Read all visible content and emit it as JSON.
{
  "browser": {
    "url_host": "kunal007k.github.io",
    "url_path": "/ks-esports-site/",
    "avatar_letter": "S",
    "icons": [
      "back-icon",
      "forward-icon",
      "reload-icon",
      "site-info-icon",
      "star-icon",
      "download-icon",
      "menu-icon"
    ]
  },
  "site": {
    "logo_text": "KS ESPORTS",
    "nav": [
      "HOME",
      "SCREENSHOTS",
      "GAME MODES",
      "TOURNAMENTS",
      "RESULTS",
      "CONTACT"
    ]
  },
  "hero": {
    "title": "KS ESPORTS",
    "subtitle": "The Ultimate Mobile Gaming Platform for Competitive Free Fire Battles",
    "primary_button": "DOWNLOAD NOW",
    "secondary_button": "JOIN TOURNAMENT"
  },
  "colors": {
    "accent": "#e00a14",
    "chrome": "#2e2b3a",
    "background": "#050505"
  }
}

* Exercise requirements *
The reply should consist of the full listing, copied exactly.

* Task output *
Read all visible content and emit it as JSON.
{
  "browser": {
    "url_host": "kunal007k.github.io",
    "url_path": "/ks-esports-site/",
    "avatar_letter": "S",
    "icons": [
      "back-icon",
      "forward-icon",
      "reload-icon",
      "site-info-icon",
      "star-icon",
      "download-icon",
      "menu-icon"
    ]
  },
  "site": {
    "logo_text": "KS ESPORTS",
    "nav": [
      "HOME",
      "SCREENSHOTS",
      "GAME MODES",
      "TOURNAMENTS",
      "RESULTS",
      "CONTACT"
    ]
  },
  "hero": {
    "title": "KS ESPORTS",
    "subtitle": "The Ultimate Mobile Gaming Platform for Competitive Free Fire Battles",
    "primary_button": "DOWNLOAD NOW",
    "secondary_button": "JOIN TOURNAMENT"
  },
  "colors": {
    "accent": "#e00a14",
    "chrome": "#2e2b3a",
    "background": "#050505"
  }
}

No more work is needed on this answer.